------ Record set
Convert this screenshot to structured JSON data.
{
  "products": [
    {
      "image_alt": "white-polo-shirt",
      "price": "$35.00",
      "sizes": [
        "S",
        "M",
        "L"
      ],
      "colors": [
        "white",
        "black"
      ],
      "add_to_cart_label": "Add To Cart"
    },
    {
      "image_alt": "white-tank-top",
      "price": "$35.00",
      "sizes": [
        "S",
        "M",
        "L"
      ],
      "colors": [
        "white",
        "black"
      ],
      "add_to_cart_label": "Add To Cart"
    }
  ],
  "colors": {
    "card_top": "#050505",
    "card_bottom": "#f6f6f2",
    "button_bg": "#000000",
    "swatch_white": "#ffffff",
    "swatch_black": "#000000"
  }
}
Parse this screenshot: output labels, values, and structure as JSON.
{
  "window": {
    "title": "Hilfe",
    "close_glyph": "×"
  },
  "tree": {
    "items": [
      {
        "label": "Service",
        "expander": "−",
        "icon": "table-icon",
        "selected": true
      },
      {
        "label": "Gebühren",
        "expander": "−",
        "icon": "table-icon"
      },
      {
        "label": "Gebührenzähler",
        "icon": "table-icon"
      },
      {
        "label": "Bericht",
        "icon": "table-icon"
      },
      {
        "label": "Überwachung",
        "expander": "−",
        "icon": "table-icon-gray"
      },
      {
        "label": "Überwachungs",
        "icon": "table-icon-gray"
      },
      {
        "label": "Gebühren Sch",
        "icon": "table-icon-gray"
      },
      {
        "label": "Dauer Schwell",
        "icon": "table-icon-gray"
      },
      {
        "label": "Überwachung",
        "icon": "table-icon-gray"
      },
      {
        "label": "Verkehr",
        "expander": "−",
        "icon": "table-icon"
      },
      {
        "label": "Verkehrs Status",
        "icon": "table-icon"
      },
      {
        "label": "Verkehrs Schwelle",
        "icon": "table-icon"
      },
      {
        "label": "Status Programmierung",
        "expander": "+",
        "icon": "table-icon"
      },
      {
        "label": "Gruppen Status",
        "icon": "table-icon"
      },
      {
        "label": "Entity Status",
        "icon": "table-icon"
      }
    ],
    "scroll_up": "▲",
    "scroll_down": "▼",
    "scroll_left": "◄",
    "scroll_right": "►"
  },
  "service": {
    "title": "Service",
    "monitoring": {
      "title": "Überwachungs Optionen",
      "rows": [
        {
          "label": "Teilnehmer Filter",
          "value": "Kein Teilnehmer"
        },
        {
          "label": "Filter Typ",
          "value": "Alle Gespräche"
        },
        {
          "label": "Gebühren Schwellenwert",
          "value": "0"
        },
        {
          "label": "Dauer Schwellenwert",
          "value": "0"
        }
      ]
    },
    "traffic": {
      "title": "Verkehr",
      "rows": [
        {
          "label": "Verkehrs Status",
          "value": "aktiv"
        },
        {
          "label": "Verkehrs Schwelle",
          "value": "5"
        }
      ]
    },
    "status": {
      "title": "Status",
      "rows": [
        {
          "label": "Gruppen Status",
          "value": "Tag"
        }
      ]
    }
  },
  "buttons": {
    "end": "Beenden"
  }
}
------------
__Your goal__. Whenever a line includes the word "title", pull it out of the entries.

__Answer to this problem__.
    "title": "Hilfe",
    "title": "Service",
      "title": "Überwachungs Optionen",
      "title": "Verkehr",
      "title": "Status",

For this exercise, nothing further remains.